But what a Cincinnati mother saw, or rather didn't see, from an ice cream sandwich abandoned over night after an 80-degree day surprised her.
"I noticed that my son had left his ice cream sandwich outside, and I was wondering 'why is there still ice cream in there?'" Christie Watson told WCPO-TV.
The Walmart Great Value-brand treat barely leaked any of its dairy center in the 12-hour timeframe.
"I thought that's quite weird," she said. "So I looked at the box, and it doesn't say artificial ice cream. It says ice cream."
Watson tried again, setting out another sandwich over night and got the same result: the ice cream had barely melted from in between its chocolate cookie constraints.
And that's when she wondered: "What am I feeding to my children?"
WCPO did its own experiments with different brands of ice cream as well. Here's what they found:
The Haagen-Dazs melted quickly into a puddle.
The Klondike sandwich melted to a fair extent.
The Walmart sandwich, though it melted a bit, remained the most solid in appearance, and still looked like a sandwich.
Now, TheBlaze would like to point out that the news station used different forms of ice cream. The Klondike bar is encased in a chocolate shell, not soft chocolate cookies like a sandwich, and the Haagen-Dazs was a pint of ice cream in a container. All of these are factors that could impact melt independent of ingredients. But, moving on.
Wondering just "What's in ice cream sandwiches these days?" the news station identified the ingredients in each of these brands:
Walmart's ingredient list includes corn syrup, guar gum, and cellulose gum.
Unilever's Klondike Bars's ingredient list is very similar to Walmart's, with similar gums added.
Haagen-Dazs contains just cream, milk, sugar, and eggs, and vanilla, but no corn syrup or gums of any type.
Watch WCPO's report:
In a statement, Walmart told WCPO that its ice cream "melts based on the ingredients including cream."
"Ice cream with more cream will generally melt at a slower rate, which is the case with our Great Value ice cream sandwiches," the statement continued.
The University of California, Santa Barbara's ScienceLine has tackled the issue of how fast ice cream melts as well, noting that various factors — shape, amount and ingredients — all contribute to melting rates.

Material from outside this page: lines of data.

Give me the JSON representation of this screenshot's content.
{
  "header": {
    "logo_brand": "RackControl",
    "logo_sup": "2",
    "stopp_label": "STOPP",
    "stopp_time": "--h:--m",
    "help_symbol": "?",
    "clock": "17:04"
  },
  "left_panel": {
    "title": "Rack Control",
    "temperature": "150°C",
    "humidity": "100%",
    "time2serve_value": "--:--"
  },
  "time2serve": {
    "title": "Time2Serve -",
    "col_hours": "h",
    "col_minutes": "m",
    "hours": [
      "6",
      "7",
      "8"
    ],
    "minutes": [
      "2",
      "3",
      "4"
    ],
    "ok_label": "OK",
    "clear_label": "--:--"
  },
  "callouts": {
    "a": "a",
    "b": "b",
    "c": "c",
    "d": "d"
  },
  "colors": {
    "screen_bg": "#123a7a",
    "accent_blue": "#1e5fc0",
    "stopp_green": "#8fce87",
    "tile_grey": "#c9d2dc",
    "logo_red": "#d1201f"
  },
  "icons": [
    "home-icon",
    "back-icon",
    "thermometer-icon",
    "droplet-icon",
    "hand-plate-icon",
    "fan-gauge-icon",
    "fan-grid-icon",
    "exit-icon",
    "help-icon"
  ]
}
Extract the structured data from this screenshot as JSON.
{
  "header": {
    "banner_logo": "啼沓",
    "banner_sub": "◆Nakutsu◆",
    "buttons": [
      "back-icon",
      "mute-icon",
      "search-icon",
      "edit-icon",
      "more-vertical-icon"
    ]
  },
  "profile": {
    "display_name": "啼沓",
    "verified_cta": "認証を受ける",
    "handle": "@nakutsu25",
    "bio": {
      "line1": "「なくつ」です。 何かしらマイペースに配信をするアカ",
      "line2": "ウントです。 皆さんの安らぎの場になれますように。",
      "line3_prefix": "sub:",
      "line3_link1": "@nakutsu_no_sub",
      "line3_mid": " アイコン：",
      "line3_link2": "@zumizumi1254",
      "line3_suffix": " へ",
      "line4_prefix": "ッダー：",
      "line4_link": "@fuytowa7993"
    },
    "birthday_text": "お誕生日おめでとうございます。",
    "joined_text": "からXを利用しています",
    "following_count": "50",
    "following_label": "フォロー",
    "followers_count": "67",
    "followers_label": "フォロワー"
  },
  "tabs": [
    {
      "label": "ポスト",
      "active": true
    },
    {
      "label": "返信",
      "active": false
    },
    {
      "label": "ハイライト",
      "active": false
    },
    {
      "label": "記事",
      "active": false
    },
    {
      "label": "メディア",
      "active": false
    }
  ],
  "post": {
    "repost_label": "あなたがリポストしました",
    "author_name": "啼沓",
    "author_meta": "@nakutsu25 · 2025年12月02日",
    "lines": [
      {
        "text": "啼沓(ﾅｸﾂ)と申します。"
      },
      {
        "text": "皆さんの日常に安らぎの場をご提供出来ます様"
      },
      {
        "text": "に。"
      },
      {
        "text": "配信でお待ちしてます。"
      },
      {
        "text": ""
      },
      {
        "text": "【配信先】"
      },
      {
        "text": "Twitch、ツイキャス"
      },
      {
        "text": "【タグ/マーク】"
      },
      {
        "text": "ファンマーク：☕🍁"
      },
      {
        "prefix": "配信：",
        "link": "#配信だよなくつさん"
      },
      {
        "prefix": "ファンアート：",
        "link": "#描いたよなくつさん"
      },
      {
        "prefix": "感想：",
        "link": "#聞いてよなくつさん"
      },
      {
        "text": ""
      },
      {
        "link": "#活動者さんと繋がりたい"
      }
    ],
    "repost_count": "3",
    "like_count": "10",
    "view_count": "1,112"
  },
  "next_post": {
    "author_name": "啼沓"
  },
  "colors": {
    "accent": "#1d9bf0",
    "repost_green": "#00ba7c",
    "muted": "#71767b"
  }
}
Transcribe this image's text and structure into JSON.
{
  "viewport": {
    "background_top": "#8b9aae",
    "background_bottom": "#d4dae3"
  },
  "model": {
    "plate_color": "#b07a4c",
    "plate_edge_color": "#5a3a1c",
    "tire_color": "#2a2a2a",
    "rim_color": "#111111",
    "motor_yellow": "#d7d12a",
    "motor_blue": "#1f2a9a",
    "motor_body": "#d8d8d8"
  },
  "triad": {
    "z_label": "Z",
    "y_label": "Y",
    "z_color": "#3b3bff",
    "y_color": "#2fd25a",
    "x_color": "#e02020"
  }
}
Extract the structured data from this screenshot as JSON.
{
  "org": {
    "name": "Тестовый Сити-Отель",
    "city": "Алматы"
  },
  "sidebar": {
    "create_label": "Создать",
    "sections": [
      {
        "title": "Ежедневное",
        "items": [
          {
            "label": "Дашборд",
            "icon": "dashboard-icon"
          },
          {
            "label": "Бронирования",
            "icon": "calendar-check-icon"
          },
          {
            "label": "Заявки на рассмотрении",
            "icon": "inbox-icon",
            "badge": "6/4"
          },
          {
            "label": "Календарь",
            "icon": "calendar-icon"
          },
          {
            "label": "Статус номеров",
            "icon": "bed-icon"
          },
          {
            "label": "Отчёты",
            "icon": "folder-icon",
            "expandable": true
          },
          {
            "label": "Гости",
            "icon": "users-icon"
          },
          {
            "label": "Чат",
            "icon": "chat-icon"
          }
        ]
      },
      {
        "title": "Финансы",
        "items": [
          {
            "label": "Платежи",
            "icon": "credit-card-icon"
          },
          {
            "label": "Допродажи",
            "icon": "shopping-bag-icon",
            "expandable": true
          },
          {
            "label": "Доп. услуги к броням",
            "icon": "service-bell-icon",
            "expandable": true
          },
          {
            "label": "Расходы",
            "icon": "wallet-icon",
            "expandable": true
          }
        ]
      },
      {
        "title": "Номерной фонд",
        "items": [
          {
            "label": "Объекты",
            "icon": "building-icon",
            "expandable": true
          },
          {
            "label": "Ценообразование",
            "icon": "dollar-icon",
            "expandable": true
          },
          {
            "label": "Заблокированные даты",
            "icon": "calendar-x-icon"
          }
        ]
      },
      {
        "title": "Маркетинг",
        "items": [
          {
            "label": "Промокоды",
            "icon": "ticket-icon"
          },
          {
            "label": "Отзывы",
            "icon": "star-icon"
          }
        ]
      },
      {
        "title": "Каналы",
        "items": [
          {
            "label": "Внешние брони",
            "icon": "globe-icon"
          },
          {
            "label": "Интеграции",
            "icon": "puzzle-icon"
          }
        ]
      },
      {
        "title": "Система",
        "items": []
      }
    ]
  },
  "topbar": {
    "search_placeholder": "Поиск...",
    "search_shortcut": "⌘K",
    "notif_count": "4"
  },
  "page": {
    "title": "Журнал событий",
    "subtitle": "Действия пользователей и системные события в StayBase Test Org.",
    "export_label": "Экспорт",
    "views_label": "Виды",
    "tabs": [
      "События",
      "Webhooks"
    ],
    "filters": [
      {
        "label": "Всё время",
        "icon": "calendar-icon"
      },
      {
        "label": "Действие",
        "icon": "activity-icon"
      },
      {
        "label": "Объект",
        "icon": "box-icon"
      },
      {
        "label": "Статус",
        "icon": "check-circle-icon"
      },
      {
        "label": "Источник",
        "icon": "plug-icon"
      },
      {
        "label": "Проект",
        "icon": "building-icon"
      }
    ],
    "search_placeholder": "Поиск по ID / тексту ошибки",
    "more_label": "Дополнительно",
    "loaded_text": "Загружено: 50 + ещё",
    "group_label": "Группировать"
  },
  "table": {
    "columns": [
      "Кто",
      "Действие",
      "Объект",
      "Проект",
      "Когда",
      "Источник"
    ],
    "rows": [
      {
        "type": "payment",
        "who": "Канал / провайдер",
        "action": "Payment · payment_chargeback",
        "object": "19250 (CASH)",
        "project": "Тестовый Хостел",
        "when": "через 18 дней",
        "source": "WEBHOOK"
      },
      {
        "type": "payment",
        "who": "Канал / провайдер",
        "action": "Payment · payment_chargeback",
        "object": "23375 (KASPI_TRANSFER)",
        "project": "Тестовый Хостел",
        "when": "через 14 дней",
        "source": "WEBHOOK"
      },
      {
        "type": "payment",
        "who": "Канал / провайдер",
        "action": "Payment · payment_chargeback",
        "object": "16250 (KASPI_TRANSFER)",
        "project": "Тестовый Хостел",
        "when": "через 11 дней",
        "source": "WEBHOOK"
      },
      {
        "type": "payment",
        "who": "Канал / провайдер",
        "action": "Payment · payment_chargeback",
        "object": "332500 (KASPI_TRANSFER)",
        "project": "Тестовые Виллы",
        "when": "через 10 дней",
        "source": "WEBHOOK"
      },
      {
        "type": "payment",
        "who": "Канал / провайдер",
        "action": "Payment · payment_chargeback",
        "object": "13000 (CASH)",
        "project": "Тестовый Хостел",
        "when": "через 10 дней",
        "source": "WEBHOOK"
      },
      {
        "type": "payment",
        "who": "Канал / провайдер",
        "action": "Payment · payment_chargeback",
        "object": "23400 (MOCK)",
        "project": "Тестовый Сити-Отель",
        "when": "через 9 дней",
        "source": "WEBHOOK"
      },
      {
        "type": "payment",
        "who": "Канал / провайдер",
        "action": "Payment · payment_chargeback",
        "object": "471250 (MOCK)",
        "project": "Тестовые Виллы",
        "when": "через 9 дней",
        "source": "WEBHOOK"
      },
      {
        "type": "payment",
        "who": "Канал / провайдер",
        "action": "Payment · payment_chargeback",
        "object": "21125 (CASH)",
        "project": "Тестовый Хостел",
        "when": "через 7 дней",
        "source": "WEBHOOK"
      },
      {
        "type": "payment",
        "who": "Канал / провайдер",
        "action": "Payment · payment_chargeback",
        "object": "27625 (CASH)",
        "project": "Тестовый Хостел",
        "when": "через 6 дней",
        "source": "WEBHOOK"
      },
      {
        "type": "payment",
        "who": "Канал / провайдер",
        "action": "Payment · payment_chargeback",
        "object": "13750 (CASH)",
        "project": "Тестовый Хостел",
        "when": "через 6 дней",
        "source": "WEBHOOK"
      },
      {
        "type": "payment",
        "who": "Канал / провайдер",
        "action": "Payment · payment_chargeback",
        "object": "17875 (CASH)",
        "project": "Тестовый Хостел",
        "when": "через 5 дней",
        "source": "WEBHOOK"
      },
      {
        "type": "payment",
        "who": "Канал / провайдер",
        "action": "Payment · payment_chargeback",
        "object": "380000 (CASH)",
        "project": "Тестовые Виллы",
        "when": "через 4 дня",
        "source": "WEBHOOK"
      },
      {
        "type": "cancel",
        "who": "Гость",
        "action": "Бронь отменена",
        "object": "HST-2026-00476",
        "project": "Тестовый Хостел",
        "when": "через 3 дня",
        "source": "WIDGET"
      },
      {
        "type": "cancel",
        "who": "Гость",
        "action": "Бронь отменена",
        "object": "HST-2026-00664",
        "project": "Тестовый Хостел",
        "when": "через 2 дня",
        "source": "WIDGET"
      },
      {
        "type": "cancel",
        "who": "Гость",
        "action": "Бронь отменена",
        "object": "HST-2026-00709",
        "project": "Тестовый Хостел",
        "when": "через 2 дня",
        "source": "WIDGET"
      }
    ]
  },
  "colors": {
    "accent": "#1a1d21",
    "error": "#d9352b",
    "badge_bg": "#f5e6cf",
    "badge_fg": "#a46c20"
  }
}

"Every material or ingredient has a different melting temperature or amount of heat energy required for a change in phase," UCSB's ScienceLine said on its website. "Water freezes and melts at 32 degrees Fahrenheit (0 degrees Celsius), while milk melts at about 31 degrees Fahrenheit (-0.5 degrees Celsius). Other ingredients like sugar, cream, salt, Red #3, and so forth will change the overall melting temperature of the ice cream. The melting temperature is different between ingredients because different kinds of atoms and molecules require different amounts of energy to change the way they associate with one another and change from a solid to a liquid."